In his latest message, the UNSG António Guterres said ‘Let’s be clear; there is no effective solution to the food crisis, without reintegrating Ukraine’s food production’. To an extent, this may be true but it’s just a miniscule part of the solution. What the world needs is to swiftly move away from the corporate hold of the food system and linking it to the financial markets. The UN has to stand tall, address the systemic issue around the broken food system and not get played by corporate interests. 

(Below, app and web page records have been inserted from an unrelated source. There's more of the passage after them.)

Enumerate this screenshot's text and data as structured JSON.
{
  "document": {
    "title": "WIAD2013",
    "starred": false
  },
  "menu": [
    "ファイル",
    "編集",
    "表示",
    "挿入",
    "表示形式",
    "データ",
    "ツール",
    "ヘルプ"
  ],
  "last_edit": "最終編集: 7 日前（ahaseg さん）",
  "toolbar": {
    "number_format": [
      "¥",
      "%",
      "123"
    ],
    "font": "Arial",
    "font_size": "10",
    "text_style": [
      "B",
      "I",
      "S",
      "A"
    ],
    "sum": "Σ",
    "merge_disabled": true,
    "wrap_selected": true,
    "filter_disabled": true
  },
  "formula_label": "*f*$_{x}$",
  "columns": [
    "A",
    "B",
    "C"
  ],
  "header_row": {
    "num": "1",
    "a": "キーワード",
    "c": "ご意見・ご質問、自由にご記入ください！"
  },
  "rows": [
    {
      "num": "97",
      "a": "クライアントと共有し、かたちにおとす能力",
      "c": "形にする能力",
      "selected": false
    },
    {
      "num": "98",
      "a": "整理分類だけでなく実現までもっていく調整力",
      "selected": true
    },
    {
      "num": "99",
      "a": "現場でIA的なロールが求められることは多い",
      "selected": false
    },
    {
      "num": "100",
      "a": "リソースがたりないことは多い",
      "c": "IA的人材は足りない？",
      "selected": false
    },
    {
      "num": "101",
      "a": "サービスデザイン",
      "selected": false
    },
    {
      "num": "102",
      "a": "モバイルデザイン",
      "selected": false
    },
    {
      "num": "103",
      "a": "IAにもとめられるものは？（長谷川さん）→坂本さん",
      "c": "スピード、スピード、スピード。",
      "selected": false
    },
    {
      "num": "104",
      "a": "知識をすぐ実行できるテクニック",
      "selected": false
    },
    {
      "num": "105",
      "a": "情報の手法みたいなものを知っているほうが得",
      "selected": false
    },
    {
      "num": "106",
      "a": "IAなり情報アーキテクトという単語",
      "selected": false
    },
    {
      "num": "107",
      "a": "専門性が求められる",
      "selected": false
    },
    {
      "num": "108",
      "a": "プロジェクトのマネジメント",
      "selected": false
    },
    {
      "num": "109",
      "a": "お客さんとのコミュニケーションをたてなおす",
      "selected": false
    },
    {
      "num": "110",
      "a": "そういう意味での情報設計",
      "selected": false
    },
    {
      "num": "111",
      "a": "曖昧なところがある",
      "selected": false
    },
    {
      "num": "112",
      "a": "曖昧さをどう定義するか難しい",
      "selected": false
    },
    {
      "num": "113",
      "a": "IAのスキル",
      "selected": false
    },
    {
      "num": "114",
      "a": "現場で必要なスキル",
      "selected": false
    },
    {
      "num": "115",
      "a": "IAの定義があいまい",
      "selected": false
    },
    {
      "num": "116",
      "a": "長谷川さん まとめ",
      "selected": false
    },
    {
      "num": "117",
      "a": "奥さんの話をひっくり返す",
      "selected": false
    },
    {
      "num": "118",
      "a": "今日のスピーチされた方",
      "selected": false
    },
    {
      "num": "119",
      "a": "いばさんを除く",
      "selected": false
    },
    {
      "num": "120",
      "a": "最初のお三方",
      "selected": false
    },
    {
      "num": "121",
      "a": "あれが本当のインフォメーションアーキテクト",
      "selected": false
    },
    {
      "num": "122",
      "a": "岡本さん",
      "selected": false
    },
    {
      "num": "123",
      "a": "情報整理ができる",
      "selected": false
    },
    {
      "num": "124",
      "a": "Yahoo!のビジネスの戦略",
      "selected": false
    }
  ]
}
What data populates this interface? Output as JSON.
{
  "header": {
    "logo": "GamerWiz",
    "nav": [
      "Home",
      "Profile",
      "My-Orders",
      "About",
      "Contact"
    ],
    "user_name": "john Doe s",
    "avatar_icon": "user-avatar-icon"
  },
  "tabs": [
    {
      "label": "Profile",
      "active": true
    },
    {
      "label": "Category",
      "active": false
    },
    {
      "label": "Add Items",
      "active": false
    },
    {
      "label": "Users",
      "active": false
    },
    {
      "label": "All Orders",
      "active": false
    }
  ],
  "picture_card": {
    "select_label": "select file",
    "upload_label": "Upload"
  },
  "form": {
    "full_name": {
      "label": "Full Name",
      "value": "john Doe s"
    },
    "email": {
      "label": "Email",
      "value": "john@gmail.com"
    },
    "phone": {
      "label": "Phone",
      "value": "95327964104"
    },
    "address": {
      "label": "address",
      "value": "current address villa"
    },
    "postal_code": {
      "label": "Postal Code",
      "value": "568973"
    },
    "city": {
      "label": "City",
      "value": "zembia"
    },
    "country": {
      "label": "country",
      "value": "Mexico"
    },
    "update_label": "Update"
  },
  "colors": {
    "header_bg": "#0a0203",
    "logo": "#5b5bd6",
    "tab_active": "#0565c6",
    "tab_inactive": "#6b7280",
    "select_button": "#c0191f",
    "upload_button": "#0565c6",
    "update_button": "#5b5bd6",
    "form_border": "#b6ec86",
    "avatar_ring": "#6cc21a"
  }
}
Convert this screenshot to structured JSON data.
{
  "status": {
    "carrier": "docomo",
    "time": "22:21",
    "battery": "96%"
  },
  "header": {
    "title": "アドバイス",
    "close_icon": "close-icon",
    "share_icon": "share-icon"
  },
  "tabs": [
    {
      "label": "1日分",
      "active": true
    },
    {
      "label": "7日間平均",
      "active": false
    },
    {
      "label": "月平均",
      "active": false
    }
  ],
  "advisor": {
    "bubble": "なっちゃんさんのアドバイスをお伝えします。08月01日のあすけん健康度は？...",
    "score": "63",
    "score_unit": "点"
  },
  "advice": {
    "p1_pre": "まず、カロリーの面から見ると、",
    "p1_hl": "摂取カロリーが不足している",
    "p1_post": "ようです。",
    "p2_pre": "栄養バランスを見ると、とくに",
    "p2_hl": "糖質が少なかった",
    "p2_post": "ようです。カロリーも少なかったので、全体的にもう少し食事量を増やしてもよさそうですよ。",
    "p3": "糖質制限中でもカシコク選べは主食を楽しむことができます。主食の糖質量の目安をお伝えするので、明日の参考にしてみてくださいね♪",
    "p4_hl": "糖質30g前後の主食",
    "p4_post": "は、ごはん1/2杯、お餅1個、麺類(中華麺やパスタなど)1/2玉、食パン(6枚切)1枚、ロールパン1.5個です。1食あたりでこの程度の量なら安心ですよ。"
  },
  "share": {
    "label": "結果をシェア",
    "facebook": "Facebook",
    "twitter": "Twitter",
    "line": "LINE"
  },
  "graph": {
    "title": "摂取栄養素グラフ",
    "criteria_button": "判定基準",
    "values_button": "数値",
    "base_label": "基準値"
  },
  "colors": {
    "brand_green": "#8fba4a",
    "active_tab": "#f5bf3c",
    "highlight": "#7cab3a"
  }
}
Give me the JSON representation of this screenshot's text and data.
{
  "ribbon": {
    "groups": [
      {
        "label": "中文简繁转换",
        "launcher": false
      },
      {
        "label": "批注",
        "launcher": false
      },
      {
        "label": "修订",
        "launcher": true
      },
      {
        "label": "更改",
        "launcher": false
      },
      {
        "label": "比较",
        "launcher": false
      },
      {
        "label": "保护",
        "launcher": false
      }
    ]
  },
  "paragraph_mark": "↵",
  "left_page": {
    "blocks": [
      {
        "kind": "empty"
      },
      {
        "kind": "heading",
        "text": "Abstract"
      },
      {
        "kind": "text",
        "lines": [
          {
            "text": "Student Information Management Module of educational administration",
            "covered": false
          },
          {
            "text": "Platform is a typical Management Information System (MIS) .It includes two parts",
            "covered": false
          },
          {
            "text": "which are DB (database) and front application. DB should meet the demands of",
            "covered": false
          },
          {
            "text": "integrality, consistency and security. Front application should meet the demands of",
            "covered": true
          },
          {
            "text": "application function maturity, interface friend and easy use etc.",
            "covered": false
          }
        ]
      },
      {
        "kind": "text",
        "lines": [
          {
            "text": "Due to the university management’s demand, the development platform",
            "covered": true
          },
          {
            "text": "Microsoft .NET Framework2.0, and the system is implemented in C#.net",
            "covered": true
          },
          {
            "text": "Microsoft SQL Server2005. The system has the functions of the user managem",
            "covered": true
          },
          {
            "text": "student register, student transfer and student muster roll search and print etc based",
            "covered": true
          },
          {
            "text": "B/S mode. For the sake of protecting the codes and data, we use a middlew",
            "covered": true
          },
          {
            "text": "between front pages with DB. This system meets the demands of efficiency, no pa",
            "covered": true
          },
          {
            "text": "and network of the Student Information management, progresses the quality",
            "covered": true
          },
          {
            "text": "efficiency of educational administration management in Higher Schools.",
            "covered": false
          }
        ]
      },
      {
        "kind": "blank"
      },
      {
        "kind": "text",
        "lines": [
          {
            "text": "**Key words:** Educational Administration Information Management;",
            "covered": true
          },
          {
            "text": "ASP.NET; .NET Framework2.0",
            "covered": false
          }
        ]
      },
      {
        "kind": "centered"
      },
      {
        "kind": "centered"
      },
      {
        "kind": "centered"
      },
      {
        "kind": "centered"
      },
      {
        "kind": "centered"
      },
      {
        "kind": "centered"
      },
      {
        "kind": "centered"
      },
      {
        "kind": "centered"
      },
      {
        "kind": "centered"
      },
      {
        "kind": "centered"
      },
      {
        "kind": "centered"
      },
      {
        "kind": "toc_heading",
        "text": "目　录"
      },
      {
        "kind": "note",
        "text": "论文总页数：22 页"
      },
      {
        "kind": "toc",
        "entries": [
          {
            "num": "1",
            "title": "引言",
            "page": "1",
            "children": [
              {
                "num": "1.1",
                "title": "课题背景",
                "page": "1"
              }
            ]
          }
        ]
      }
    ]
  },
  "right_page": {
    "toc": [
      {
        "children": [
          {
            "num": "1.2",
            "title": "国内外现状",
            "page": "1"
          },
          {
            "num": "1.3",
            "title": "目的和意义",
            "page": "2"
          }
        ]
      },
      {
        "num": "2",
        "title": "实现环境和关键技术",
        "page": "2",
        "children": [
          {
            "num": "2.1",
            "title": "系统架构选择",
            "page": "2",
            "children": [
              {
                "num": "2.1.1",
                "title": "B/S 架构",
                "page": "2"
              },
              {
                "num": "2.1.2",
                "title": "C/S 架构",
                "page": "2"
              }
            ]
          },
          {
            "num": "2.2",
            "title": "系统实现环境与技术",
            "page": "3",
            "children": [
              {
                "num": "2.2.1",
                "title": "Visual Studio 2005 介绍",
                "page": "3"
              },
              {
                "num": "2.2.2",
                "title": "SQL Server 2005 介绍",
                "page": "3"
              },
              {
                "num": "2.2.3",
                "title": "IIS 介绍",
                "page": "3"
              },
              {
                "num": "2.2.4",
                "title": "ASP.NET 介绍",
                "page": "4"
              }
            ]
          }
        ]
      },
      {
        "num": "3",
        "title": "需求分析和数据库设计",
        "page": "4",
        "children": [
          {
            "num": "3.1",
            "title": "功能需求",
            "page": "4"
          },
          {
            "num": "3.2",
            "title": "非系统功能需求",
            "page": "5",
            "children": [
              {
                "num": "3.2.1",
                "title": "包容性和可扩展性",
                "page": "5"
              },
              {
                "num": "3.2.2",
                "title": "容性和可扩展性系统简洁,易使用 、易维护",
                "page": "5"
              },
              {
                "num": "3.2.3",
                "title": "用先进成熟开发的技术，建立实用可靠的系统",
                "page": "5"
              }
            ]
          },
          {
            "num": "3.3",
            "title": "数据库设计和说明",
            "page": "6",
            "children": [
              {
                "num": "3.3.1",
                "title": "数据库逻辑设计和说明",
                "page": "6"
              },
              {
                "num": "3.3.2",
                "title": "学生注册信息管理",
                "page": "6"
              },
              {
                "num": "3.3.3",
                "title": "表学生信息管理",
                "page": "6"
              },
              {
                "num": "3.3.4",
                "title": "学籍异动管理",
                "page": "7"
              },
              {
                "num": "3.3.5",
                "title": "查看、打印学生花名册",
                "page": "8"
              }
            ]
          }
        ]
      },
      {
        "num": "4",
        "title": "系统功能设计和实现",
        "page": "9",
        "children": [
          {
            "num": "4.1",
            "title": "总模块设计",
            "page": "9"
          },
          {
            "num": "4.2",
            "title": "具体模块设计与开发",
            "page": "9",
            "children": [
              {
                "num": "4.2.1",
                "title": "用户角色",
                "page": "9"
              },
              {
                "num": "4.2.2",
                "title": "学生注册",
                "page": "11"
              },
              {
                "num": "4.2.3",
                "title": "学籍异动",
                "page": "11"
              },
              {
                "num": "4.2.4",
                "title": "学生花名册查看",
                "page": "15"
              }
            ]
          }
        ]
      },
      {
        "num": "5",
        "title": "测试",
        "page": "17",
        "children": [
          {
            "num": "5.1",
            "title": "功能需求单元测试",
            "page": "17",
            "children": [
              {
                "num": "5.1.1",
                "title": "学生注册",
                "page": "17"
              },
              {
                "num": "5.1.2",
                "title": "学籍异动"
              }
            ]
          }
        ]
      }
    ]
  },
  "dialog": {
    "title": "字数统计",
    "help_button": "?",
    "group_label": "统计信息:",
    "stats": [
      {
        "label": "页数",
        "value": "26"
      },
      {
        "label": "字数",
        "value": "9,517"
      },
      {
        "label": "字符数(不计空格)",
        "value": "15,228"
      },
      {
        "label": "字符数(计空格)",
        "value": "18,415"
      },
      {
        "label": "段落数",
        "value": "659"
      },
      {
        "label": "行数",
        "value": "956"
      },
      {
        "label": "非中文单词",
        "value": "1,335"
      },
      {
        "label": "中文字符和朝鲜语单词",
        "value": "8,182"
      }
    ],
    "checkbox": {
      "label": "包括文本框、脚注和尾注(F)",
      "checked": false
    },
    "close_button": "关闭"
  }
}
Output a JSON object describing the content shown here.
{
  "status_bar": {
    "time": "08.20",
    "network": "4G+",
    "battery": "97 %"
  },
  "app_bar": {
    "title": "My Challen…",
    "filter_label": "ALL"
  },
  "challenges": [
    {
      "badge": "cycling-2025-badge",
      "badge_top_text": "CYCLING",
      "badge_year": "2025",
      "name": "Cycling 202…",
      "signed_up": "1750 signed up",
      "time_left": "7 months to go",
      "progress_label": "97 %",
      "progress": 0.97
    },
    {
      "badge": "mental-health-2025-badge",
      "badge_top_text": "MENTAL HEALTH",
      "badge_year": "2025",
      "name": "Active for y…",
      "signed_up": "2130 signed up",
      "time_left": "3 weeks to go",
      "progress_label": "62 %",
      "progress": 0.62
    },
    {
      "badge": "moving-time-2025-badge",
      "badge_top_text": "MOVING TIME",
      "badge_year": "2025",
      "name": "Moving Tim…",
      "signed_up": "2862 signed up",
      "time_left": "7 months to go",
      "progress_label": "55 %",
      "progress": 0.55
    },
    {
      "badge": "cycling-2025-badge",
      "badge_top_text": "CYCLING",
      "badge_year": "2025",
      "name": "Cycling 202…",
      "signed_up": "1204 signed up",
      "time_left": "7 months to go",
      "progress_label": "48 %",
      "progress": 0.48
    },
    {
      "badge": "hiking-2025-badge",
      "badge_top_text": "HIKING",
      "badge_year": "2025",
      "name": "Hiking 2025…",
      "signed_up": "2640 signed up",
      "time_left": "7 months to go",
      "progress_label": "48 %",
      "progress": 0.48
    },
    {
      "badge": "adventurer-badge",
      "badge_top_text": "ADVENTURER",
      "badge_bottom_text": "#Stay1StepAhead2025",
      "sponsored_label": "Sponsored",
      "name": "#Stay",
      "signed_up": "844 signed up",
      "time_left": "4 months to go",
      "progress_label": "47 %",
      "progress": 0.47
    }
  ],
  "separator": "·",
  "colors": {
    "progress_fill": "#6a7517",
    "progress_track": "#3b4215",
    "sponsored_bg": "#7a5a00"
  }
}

Governments and international financial institutions need to regulate the commodities futures market and speculative trading, to end artificial gaps between supply and demand. Governments need to impose a windfall tax on food producing and trading companies, which can be used to invest in agroecology with incentives and technical support for small scale farmers. 

Ecological Farming in Kenya. © Greenpeace / Paul Basweti
Stellamaris Muthini (left), Elizabeth Nzomo and Josephat Muthama, preparing corn that would be planted for the next planting season. Farmers in Kenya are effectively applying ecological farming practices that are increasing their ability to build resilience to and cope with climate change.
© Greenpeace / Paul Basweti

Right to food

Where does the buck stop? It lies squarely in the hands of national and regional governments individually and through international cooperation. The human right to food is crucial for the realisation of other rights like life, health and education.

This Biodiversity Day, if we want to live the UN’s theme ‘Building a shared future, for all life’ we have to put an immediate end to any new changes in land use, end deforestation and protect and restore our existing ecosystems. 

Head of Dayak Tribe inside Terikang Customary Forest in Gunam village, West Kalimantan. © Afriadi Hikmal / Greenpeace
A 43 year-old customary head of Dayak tribe, Bartolomeus, in the Terikang customary forest in Gunam village, Beruak, Parindu sub-district, Sanggau, West Kalimantan.
© Afriadi Hikmal / Greenpeace

For this to happen, we need to stop corporations from taking over our land and manipulating our food system for profits. We cannot accept them telling us lies and false stories about how they are feeding the world. Finally, we need to make changes in our individual lives by eating what is local, seasonal and produced in harmony with mother earth.  

Savio Carvalho is a global campaign lead at Greenpeace International, working to protect and promote people’s rights to a sustainable and healthy environment.